ACTEC appreciates your consideration of these comments. If you have any questions or if we can be of further assistance, please contact any of the following members of ACTEC's Intellectual Property/Estate Planning Task Force: Dennis I. Belcher, (804) 775-4304,; Louis S.Harrison, (312) 332-5440,; or Task Force Chair, William C. Weinsheimer, (312) 832-4590,

  Very truly yours. 

W. Bjarne Johnson

cc:   Mr. Michael J. Desmond, Tax Legislative Counsel, Treasury Department
Ms. Anita Soucy, Attorney Advisor, Treasury Department 
The Honorable Donald Korb, Chief Counsel, Internal Revenue Service 
Mr. Michael H. Beker, Office of the Associate Chief Counsel, Passthroughs and Special Industries, Internal Revenue Service, Room 5203
Mr. Charles Wien, Office of the Associate Chief Counsel, Passthroughs and Special Industries, Internal Revenue Service, Room 5203 
ACTEC Executive Committee 
Ms. Gerry A. Vogt, Executive Director

[1] H.R. 1908, The Patent Reform Act of 2007, as passed by the House on September 7, 2007, contains Section 10, a provision prohibiting the granting of tax planning method patents, and at the same time, exempting tax preparation software from the scope of the legislation so as to not affect products like TurboTax and TaxCut!. A similar bill has been introduced in the Senate, S. 2369, by Senators Baucus and Grassley, on November 15, 2007. ACTEC also supports H.R. 2365, which was introduced by Representatives BoucherGoodlatte and Chabot, on May 17, 2007, and provides immunity from infringement liability for taxpayers and practitioners from tax strategy patents.

[2] For example, much of the Internal Revenue Service's interest in tax patents appears to be based on the belief that patents may be tax evasion schemes. “The biggest myth of all is that tax shelters are hiding in the Patent Office,” Raymond B. Ryan, an inventor and speaking on behalf of GR Solutions, LLC, said.

[3] 72 Fed. Reg. 54,615 (Sept. 26, 2007).

[4] All section references are to the Internal Revenue Code of 1986, as amended aod to the regulations promulgated thereunder, unIess otherwise specified.

[5] These problems are identified in the AICPA letter to Congressional tax-writing committee chairs dated February 28, 2007, and in the AICPA's Comments on these Proposed Regulations submitted to the Internal Revenue Service on January 28, 2008.

[6] Further, if the taxpayer (or his or her advisor) does not have knowledge of the patent, the taxpayer may incur liability to both the patent holder and Internal Revenue Service for failure to disclose the transaction.
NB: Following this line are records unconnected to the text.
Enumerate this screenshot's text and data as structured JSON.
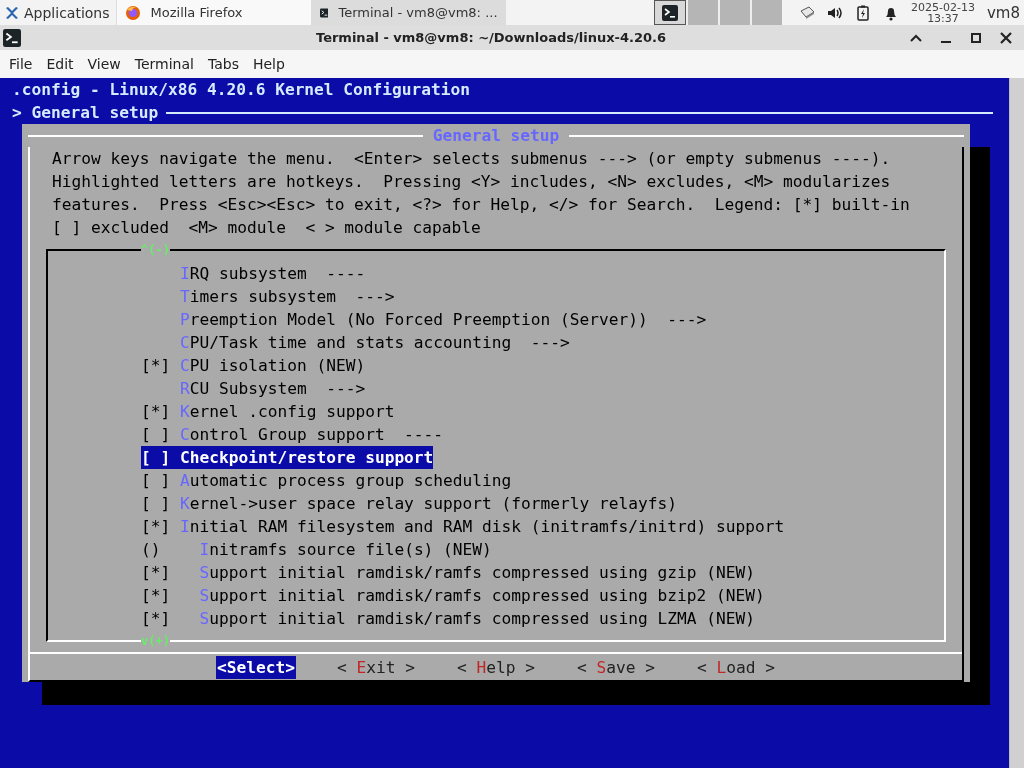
{
  "top_panel": {
    "applications": "Applications",
    "tasks": [
      {
        "kind": "browser",
        "title": "Mozilla Firefox",
        "selected": false
      },
      {
        "kind": "terminal",
        "title": "Terminal - vm8@vm8: ...",
        "selected": true
      }
    ],
    "workspaces": [
      {
        "selected": true
      },
      {
        "selected": false
      },
      {
        "selected": false
      },
      {
        "selected": false
      }
    ],
    "clock": {
      "date": "2025-02-13",
      "time": "13:37"
    },
    "user": "vm8"
  },
  "window": {
    "title": "Terminal - vm8@vm8: ~/Downloads/linux-4.20.6"
  },
  "menu": [
    "File",
    "Edit",
    "View",
    "Terminal",
    "Tabs",
    "Help"
  ],
  "terminal": {
    "header": ".config - Linux/x86 4.20.6 Kernel Configuration",
    "breadcrumb": "> General setup",
    "dialog": {
      "title": "General setup",
      "help": [
        "Arrow keys navigate the menu.  <Enter> selects submenus ---> (or empty submenus ----).",
        "Highlighted letters are hotkeys.  Pressing <Y> includes, <N> excludes, <M> modularizes",
        "features.  Press <Esc><Esc> to exit, <?> for Help, </> for Search.  Legend: [*] built-in",
        "[ ] excluded  <M> module  < > module capable"
      ],
      "scroll_up": "^(-)",
      "scroll_down": "v(+)",
      "items": [
        {
          "label": "IRQ subsystem  ----",
          "selected": false
        },
        {
          "label": "Timers subsystem  --->",
          "selected": false
        },
        {
          "label": "Preemption Model (No Forced Preemption (Server))  --->",
          "selected": false
        },
        {
          "label": "CPU/Task time and stats accounting  --->",
          "selected": false
        },
        {
          "prefix": "[*]",
          "label": "CPU isolation (NEW)",
          "selected": false
        },
        {
          "label": "RCU Subsystem  --->",
          "selected": false
        },
        {
          "prefix": "[*]",
          "label": "Kernel .config support",
          "selected": false
        },
        {
          "prefix": "[ ]",
          "label": "Control Group support  ----",
          "selected": false
        },
        {
          "prefix": "[ ]",
          "label": "Checkpoint/restore support",
          "selected": true
        },
        {
          "prefix": "[ ]",
          "label": "Automatic process group scheduling",
          "selected": false
        },
        {
          "prefix": "[ ]",
          "label": "Kernel->user space relay support (formerly relayfs)",
          "selected": false
        },
        {
          "prefix": "[*]",
          "label": "Initial RAM filesystem and RAM disk (initramfs/initrd) support",
          "selected": false,
          "children": [
            {
              "prefix": "()",
              "label": "Initramfs source file(s) (NEW)",
              "selected": false
            },
            {
              "prefix": "[*]",
              "label": "Support initial ramdisk/ramfs compressed using gzip (NEW)",
              "selected": false
            },
            {
              "prefix": "[*]",
              "label": "Support initial ramdisk/ramfs compressed using bzip2 (NEW)",
              "selected": false
            },
            {
              "prefix": "[*]",
              "label": "Support initial ramdisk/ramfs compressed using LZMA (NEW)",
              "selected": false
            }
          ]
        }
      ],
      "buttons": [
        {
          "label": "<Select>",
          "selected": true
        },
        {
          "label": "< Exit >",
          "selected": false
        },
        {
          "label": "< Help >",
          "selected": false
        },
        {
          "label": "< Save >",
          "selected": false
        },
        {
          "label": "< Load >",
          "selected": false
        }
      ]
    }
  }
}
Treating a patent as a disclosable transaction to the taxpayer who uses the patented technique is unduly burdensome. 

[7] A disclosure regulation will not have the intended chilling effect. On October 12, 2007, Treasury Assistant Secretary (Tax Policy) Eric Solomon stated that he believes the proposed regulations will not be sufficient to address Treasury's concerns regarding tax strategy patents. Mr. Solomon stated, “A disclosure regulation isn't going to fix it. It's going to take Congress to ban them.” See “Solomon Says Rules Not Enough to Fix Tax Patent Problem: Other Issues Discussed,” BNA Daily Report for Executives, October 15, 2007.

[8] Reg. section 1.6011-4(b)(6).